Adapt Your Work Resume For MBA Applications
Updated: Feb 12
Did you submit your regular work resume to business school?
If you got dinged, this could be a factor.
The resume that got you hired at a consultancy firm or investment bank or industry role will not get you into a top business school.
What sets an MBA resume apart
Your MBA resume and your professional resume have different goals altogether, so they should be different.
In a professional resume, your goal is to show hiring managers that you have the knowledge, domain expertise, and technical qualifications to fulfil the role.
However, in your business school resume, you need to highlight the business impact you have created, your ability to collaborate with others, and your motivation to solve real-world problems as a future leader. Your goal is to demonstrate what top business schools care about the most - leadership.
In your one-page MBA admissions resume, the Work Experience section can take up to 2/3rds of your canvas. This is business school, after all. Thus, it is crucial to create a compelling picture of your career history, progression, and leadership potential through this section.

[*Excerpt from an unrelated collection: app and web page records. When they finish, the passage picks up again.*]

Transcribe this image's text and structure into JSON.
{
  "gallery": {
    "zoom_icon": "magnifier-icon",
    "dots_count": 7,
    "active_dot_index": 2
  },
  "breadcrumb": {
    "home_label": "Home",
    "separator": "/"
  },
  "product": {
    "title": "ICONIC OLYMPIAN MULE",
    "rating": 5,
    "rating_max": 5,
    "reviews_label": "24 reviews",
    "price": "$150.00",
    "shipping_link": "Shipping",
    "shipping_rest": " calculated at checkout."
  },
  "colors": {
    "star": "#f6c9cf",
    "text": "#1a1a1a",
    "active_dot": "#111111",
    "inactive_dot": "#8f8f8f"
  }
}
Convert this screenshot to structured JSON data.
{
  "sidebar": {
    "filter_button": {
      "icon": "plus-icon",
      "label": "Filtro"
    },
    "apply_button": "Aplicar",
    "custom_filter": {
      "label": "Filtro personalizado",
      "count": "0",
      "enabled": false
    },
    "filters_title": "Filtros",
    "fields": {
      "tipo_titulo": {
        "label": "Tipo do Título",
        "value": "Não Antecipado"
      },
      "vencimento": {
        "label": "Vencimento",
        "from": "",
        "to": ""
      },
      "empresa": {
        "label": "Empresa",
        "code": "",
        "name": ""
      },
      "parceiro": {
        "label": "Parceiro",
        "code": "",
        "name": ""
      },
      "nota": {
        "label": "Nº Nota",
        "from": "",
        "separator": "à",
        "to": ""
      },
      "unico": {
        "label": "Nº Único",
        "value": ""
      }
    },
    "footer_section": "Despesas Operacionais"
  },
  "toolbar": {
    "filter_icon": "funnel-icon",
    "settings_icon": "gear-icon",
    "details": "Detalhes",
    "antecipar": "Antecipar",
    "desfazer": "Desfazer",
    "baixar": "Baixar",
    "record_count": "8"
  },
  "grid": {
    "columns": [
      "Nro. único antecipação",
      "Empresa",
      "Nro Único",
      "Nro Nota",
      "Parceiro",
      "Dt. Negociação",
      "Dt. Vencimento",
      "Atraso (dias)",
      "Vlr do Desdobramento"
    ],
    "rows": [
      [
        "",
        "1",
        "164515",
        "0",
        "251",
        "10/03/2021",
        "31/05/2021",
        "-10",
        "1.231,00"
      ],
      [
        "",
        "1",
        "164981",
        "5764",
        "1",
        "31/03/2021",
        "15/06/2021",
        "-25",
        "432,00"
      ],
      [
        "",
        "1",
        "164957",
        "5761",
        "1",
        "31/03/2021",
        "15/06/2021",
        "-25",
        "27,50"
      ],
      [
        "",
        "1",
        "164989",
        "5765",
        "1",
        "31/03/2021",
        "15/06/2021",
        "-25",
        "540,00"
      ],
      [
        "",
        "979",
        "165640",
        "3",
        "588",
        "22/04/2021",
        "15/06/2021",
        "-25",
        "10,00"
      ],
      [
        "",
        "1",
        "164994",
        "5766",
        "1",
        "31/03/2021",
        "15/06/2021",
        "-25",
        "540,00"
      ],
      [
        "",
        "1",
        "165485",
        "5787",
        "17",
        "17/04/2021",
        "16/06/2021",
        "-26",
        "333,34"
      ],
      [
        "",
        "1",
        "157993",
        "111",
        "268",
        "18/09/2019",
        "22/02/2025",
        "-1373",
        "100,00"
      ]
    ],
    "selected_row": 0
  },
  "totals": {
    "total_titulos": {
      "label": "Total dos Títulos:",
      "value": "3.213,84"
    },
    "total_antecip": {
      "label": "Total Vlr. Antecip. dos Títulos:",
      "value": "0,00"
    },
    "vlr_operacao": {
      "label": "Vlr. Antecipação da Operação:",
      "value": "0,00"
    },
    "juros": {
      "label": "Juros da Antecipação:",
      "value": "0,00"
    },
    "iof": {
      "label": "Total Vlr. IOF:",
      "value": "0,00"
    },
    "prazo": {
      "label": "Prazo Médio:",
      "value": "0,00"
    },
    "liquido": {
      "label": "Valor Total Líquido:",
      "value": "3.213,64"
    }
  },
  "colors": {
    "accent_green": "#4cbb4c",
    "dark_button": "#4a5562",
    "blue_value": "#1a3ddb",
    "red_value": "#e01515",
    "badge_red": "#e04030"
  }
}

How to Write About Work Experience in the MBA Resume
Work down the page in reverse-chronological order, beginning with your current role. Separate entries by title and duration of each position held (even if it’s at the same organization). Optionally, include a 1-line description about the organization under each entry. This is particularly the case if you worked at relatively unknown brands.
Yes, it’s all bullet points in a strict format, but there’s a story to tell about your career here. Your professional trajectory should show upwards progress. For example, if you began in a junior position at your company, your emphasis as you write about your next role should be on how you took on more responsibility.
Be bold and loud about your impact in every role.
All the way from entry-level positions → bigger-picture, leadership experiences.
Use these action points to make your MBA resume pop:
Step 1: Start with a Master Business School Resume document, so you don’t have to reformat yourself. Write comprehensive bullet points for each role, highlighting your accomplishments and quantifying them wherever possible. Focus on your impact on the organization - times when you took initiative, went beyond the call of duty, or rescued a sinking ship.
Step 2: Reflect on the variety of skills you have acquired over the course of your career. Under each role, highlight the new skills you gained as you progressed in the same or at a different organization, especially through on-site training. The most relevant skills for top business schools are leadership, communication, collaboration, problem-solving, innovation, entrepreneurial spirit, resilience, and critical thinking.
Step 3: Re-examine your bullet points for repetitiveness. For example, an MBA applicant who has worked in multiple sales-oriented roles does not have to repeat that they performed client research under each experience. Highlighting this once is enough. This also frees up space to explore other skill-building areas in your role.
Step 4: Don't overdo the technical jargon. The AdCom member reading your resume may not have worked in your industry, but they should be able to understand your role and responsibilities without having to Google them. Challenge yourself to use understandable language, especially if you have a technical background.
How to Structure Your Work Experience Bullet Points
Use the A-C-E structure to write your bullet points. This structure will enable you to show leadership and impact within each entry.
Action: Start each pointer with an action verb in the past tense. This verb should clearly capture the nature of your task. Some good words that suggest impact are led, spearheaded, analysed, launched, collaborated, innovated, budgeted, implemented, and strategized.
Context: Add the context of your work so that an outsider can clearly understand the significance of your work and the impact you’ve made to the organization. For example, instead of saying “Managed a team of 6”, explain your goal in detail. “Managed a team of 6 to brainstorm the marketing strategy for the launch of a brand’s new product line”.
End result: Once this context/goal is established, you can get to the most crucial bit: quantifying your impact. Use data to your advantage by including currencies and percentages. Not every achievement is quantifiable, but most should be backed by data.
How to Format Your MBA Work Experience
A simple, consistent format is easy to scan and light on the eyes. Here are three key aspects to consider for good business school resume formatting:
Font size: 10/10.5/11 for the text. Section headers can be 1 point larger, if needed. Your name can be slightly larger, either 12/14/16, depending on personal preference or university requirements.
Font style: Calibri and Arial are the most commonly used fonts. Many MBA candidates also use Times New Roman for their business school resumes.
Spacing: Your resume must be evenly spaced so that the reader isn’t confronted with an overwhelming block of text. Use a 6-point font for the spaces and at least 1 cm margins on all four sides.
Note that some business schools, such as Oxford, INSEAD, and Cambridge issue their own resume formats. You can also consult their suggested alumni templates. If you’re struggling to get the ball rolling, check out our free Resume Builder with easily downloadable resume word templates on MBAConsultant.com.